- _Exercise instructions_
Set down the entries exactly. No line may differ from its source.

- _Dataset entries_
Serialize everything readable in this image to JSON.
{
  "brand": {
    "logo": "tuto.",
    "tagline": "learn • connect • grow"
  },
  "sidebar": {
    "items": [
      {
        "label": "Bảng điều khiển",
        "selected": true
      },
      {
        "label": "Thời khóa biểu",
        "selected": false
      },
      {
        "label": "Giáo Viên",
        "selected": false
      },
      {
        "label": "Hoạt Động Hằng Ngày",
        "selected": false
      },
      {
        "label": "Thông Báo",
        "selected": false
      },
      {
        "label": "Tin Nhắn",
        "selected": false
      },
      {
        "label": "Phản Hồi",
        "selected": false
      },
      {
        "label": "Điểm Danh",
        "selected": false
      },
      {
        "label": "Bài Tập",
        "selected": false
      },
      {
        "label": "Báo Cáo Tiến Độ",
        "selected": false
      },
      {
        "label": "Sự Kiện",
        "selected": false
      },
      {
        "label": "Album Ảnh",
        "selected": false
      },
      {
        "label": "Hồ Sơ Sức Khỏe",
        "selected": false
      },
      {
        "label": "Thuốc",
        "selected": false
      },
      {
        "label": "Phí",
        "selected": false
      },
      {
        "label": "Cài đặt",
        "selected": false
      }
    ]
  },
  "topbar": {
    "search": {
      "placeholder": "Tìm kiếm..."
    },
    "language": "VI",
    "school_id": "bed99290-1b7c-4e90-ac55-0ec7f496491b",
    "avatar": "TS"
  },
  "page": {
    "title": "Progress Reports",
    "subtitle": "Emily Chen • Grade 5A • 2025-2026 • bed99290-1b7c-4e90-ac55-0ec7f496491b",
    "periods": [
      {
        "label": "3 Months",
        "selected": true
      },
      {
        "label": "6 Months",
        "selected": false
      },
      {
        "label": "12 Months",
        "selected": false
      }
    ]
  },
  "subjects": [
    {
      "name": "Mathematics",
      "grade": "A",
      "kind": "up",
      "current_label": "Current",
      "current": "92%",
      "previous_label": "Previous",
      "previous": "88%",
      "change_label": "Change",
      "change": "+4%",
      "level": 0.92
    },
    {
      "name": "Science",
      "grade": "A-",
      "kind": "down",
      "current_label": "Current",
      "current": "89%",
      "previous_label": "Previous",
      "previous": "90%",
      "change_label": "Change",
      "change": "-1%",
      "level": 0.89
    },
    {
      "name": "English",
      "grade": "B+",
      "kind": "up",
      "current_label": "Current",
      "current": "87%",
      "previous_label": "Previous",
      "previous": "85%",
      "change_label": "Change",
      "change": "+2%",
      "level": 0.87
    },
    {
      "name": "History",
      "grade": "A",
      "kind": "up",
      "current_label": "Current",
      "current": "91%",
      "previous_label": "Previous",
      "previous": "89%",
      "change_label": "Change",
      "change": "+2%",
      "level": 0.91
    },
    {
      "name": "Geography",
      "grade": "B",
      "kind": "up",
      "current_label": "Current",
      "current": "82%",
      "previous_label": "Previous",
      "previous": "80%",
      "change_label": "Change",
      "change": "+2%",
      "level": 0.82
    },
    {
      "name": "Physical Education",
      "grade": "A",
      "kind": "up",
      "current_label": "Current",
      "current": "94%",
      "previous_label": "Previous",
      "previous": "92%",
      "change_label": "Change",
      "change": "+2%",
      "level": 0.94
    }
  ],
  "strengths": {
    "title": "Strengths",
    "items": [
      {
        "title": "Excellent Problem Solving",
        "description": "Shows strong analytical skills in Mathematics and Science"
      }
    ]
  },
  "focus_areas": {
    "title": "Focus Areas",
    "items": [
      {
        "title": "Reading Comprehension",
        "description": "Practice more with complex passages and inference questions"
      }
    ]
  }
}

- _Task response_
Serialize everything readable in this image to JSON.
{
  "brand": {
    "logo": "tuto.",
    "tagline": "learn • connect • grow"
  },
  "sidebar": {
    "items": [
      {
        "label": "Bảng điều khiển",
        "selected": true
      },
      {
        "label": "Thời khóa biểu",
        "selected": false
      },
      {
        "label": "Giáo Viên",
        "selected": false
      },
      {
        "label": "Hoạt Động Hằng Ngày",
        "selected": false
      },
      {
        "label": "Thông Báo",
        "selected": false
      },
      {
        "label": "Tin Nhắn",
        "selected": false
      },
      {
        "label": "Phản Hồi",
        "selected": false
      },
      {
        "label": "Điểm Danh",
        "selected": false
      },
      {
        "label": "Bài Tập",
        "selected": false
      },
      {
        "label": "Báo Cáo Tiến Độ",
        "selected": false
      },
      {
        "label": "Sự Kiện",
        "selected": false
      },
      {
        "label": "Album Ảnh",
        "selected": false
      },
      {
        "label": "Hồ Sơ Sức Khỏe",
        "selected": false
      },
      {
        "label": "Thuốc",
        "selected": false
      },
      {
        "label": "Phí",
        "selected": false
      },
      {
        "label": "Cài đặt",
        "selected": false
      }
    ]
  },
  "topbar": {
    "search": {
      "placeholder": "Tìm kiếm..."
    },
    "language": "VI",
    "school_id": "bed99290-1b7c-4e90-ac55-0ec7f496491b",
    "avatar": "TS"
  },
  "page": {
    "title": "Progress Reports",
    "subtitle": "Emily Chen • Grade 5A • 2025-2026 • bed99290-1b7c-4e90-ac55-0ec7f496491b",
    "periods": [
      {
        "label": "3 Months",
        "selected": true
      },
      {
        "label": "6 Months",
        "selected": false
      },
      {
        "label": "12 Months",
        "selected": false
      }
    ]
  },
  "subjects": [
    {
      "name": "Mathematics",
      "grade": "A",
      "kind": "up",
      "current_label": "Current",
      "current": "92%",
      "previous_label": "Previous",
      "previous": "88%",
      "change_label": "Change",
      "change": "+4%",
      "level": 0.92
    },
    {
      "name": "Science",
      "grade": "A-",
      "kind": "down",
      "current_label": "Current",
      "current": "89%",
      "previous_label": "Previous",
      "previous": "90%",
      "change_label": "Change",
      "change": "-1%",
      "level": 0.89
    },
    {
      "name": "English",
      "grade": "B+",
      "kind": "up",
      "current_label": "Current",
      "current": "87%",
      "previous_label": "Previous",
      "previous": "85%",
      "change_label": "Change",
      "change": "+2%",
      "level": 0.87
    },
    {
      "name": "History",
      "grade": "A",
      "kind": "up",
      "current_label": "Current",
      "current": "91%",
      "previous_label": "Previous",
      "previous": "89%",
      "change_label": "Change",
      "change": "+2%",
      "level": 0.91
    },
    {
      "name": "Geography",
      "grade": "B",
      "kind": "up",
      "current_label": "Current",
      "current": "82%",
      "previous_label": "Previous",
      "previous": "80%",
      "change_label": "Change",
      "change": "+2%",
      "level": 0.82
    },
    {
      "name": "Physical Education",
      "grade": "A",
      "kind": "up",
      "current_label": "Current",
      "current": "94%",
      "previous_label": "Previous",
      "previous": "92%",
      "change_label": "Change",
      "change": "+2%",
      "level": 0.94
    }
  ],
  "strengths": {
    "title": "Strengths",
    "items": [
      {
        "title": "Excellent Problem Solving",
        "description": "Shows strong analytical skills in Mathematics and Science"
      }
    ]
  },
  "focus_areas": {
    "title": "Focus Areas",
    "items": [
      {
        "title": "Reading Comprehension",
        "description": "Practice more with complex passages and inference questions"
      }
    ]
  }
}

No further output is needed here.